Supplied material section start
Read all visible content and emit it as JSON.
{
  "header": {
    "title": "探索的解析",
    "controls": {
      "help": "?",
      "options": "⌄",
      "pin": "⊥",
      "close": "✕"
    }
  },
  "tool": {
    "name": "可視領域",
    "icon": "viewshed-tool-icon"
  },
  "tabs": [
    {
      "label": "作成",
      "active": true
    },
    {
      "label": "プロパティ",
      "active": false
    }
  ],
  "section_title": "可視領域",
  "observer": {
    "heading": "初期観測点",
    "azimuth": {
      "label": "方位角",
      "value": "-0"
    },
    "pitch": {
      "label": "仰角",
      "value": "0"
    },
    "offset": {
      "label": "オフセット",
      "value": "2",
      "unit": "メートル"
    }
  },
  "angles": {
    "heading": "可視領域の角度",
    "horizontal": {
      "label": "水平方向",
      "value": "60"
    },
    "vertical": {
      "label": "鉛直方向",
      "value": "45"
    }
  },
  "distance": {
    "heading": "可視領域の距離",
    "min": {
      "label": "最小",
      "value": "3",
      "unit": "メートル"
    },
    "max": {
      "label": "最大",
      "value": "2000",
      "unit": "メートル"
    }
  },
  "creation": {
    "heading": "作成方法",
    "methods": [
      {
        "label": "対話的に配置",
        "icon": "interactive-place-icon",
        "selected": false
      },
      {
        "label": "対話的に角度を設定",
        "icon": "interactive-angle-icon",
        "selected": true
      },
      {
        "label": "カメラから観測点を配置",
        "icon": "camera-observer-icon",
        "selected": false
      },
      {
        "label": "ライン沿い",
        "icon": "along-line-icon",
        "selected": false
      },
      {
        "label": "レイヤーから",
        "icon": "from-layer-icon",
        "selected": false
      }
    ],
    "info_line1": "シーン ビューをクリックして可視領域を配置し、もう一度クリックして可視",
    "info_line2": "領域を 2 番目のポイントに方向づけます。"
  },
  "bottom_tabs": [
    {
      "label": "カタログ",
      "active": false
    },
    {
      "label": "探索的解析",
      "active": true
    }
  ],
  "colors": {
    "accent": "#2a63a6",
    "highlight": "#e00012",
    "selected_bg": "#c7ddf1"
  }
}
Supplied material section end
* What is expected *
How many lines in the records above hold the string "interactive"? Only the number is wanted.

* Expected answer *
2